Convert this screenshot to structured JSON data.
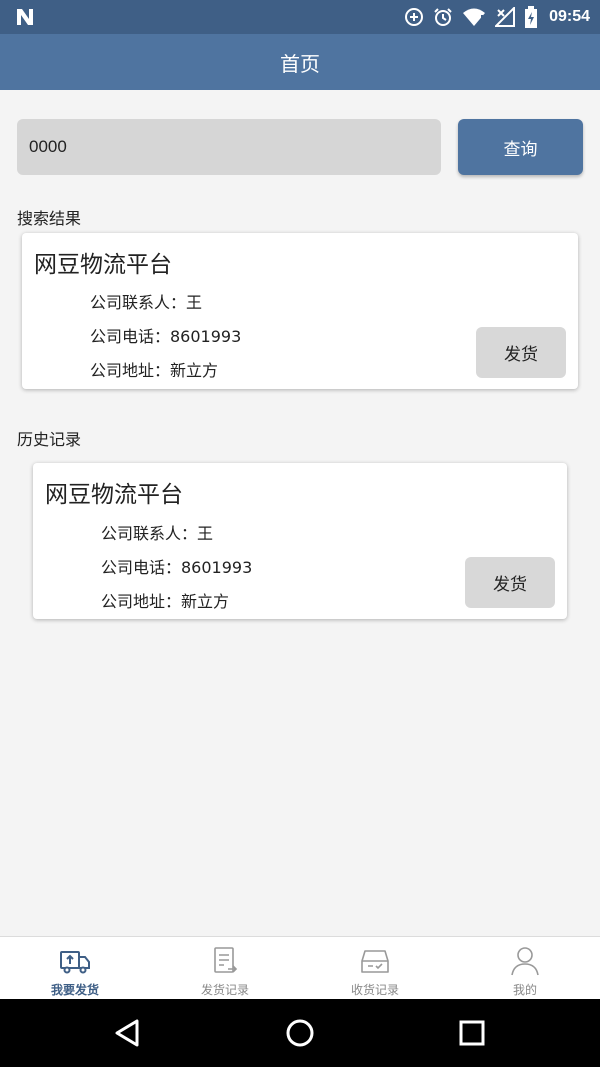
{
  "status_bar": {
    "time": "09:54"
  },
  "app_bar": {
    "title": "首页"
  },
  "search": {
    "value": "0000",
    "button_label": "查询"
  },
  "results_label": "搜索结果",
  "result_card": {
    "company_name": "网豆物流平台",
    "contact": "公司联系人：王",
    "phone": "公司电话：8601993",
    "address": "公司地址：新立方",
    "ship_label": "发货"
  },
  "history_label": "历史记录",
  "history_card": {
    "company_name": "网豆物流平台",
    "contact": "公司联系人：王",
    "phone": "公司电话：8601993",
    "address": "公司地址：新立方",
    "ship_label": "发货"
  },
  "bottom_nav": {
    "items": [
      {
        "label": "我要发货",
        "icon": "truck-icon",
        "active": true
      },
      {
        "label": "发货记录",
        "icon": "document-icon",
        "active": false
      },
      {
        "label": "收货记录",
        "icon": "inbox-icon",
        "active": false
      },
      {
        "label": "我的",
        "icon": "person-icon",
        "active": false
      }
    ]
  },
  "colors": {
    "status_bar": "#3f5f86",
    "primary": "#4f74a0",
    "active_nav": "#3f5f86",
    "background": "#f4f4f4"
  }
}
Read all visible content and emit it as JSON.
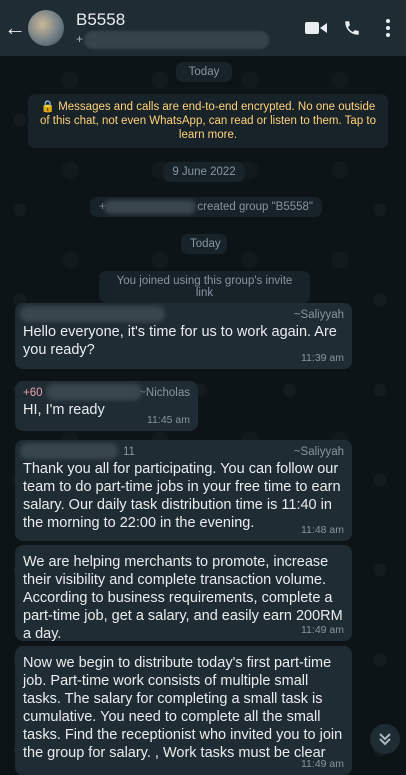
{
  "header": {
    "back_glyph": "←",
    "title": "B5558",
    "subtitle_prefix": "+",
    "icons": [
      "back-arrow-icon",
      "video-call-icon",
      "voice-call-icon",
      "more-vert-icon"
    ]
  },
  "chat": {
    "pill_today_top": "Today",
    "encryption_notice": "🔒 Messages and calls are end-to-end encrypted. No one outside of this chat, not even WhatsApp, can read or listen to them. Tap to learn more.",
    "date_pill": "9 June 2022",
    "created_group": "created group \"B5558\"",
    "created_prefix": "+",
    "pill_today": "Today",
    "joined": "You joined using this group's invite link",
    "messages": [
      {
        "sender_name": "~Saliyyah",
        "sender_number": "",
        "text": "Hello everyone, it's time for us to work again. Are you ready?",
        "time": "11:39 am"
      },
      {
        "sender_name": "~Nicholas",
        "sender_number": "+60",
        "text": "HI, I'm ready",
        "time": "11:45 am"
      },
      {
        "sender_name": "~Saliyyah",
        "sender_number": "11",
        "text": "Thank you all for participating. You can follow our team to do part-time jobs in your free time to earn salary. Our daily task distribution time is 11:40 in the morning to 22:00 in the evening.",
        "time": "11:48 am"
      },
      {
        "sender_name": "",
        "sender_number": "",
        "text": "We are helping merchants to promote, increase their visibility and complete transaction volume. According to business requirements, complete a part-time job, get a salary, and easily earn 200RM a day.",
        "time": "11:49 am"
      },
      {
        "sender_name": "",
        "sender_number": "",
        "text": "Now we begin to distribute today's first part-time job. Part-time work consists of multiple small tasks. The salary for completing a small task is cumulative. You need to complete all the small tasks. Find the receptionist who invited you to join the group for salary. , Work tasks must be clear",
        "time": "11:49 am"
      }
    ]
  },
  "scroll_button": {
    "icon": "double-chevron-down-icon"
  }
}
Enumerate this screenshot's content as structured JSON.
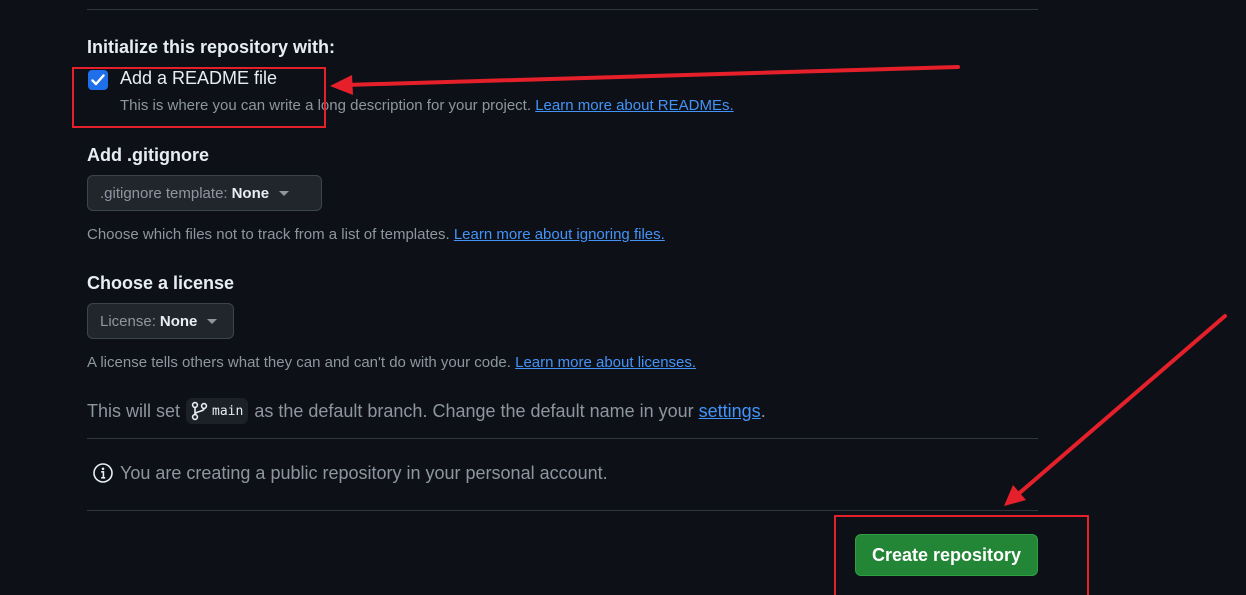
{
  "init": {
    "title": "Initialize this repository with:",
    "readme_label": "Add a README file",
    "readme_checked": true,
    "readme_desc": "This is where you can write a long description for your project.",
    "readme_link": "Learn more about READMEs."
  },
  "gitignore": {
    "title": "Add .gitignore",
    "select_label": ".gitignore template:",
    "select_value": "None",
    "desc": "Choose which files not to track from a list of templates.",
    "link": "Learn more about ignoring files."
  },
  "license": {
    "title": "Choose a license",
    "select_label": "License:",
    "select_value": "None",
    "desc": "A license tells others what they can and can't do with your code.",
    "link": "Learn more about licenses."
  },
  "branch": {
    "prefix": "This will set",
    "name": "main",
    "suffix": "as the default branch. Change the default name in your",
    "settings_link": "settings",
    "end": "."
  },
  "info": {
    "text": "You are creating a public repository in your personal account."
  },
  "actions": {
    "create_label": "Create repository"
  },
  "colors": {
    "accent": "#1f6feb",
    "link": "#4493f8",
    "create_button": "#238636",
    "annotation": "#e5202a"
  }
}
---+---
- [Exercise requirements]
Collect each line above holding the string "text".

- [Final answer]
        "text": "Hello everyone, it's time for us to work again. Are you ready?",
        "text": "HI, I'm ready",
        "text": "Thank you all for participating. You can follow our team to do part-time jobs in your free time to earn salary. Our daily task distribution time is 11:40 in the morning to 22:00 in the evening.",
        "text": "We are helping merchants to promote, increase their visibility and complete transaction volume. According to business requirements, complete a part-time job, get a salary, and easily earn 200RM a day.",
        "text": "Now we begin to distribute today's first part-time job. Part-time work consists of multiple small tasks. The salary for completing a small task is cumulative. You need to complete all the small tasks. Find the receptionist who invited you to join the group for salary. , Work tasks must be clear",
    "text": "You are creating a public repository in your personal account."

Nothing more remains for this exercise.